Through most of high school I was an exclusive Mac user, but I've become more familiar with other platforms in the past few years. I much prefer using and developing on the Mac, but I do own a PC running Windows and Linux. It spends most of its time powered off.
What attracts you to working on the Mac?
A number of different things draw me to the Mac, one of them being the Mac community itself. It's so cool that individuals or small teams of developers can create some really neat programs and get the attention of a large portion of the Mac community. I initially developed Chax for my own use, but it eventually attracted the attention of a bunch of users, blogs, and magazines. Being able to create something and actually make a difference is surprising to me, especially in a fairly short amount of time.
If I could change one thing about Apple/OS X, I'd:
I'd get Apple to put a higher priority on speed. It feels as if Apple doesn't put nearly enough time into optimizing new software. Aperture being a prime example -- I remember an early version of Aperture on a quad G5 being virtually unusable. While progressive releases do get faster, it would be nice to see Apple get this right the first time around.
What's the coolest tech thing you've done using OS X?
The coolest thing that I've done in OS X, so far, is Chax. Although the InputManager injection method that Chax uses to load into iChat is one of the simplest ways of getting inside an application, it's cool how much you can do with Objective-C once you're in. Coding inside iChat has also been a great learning experience for me. I've gained a more detailed understanding of Objective-C and better reverse engineering skills as a result.
Outside of OS X, another project that I enjoyed was a computer vision project for a class that performed basic face recognition. There wasn't anything innovative about it, but as I'm still learning more about computer science every day, I found it an interesting subject. As computers get faster and built-in cameras become more common, I'm hoping to see more applications that use these cameras for live input and perform more sophisticated image processing in real time. iChat Theater in Leopard is a fun example, but applications that leverage real-time object or face recognition could be even more useful.
Where can we see a sample of your work?
Chax, and its source code, is available for free on my website at http://www.ksuther.com/
The next way I'm going to impact IT/OS X/the Mac universe is:
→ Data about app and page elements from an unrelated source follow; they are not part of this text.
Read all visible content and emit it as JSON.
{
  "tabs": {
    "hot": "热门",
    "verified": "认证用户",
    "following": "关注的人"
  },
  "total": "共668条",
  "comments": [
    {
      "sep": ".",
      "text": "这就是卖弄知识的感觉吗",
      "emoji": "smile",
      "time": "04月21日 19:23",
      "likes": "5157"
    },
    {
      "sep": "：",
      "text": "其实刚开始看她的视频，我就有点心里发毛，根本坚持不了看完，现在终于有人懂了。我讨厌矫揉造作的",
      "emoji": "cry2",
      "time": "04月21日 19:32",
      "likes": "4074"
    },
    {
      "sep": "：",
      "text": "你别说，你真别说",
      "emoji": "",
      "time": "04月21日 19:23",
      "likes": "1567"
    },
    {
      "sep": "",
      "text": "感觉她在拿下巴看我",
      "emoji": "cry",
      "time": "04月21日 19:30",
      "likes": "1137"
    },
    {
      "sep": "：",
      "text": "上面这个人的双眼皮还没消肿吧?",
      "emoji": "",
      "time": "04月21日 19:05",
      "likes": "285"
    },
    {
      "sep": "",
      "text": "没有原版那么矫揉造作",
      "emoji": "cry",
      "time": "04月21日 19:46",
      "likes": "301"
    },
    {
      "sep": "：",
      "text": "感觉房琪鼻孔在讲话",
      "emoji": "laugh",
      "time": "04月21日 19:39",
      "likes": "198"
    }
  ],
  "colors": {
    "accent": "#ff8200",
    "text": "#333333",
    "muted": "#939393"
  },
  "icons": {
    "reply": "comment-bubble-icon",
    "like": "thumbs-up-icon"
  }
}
I'm not yet sure what my next big thing is going to be. Continuing with Chax in Leopard and beyond is certainly a possibility, but there's a lot more out there than just working off of Apple's applications. I am definitely going to work on more Mac applications and projects in the future.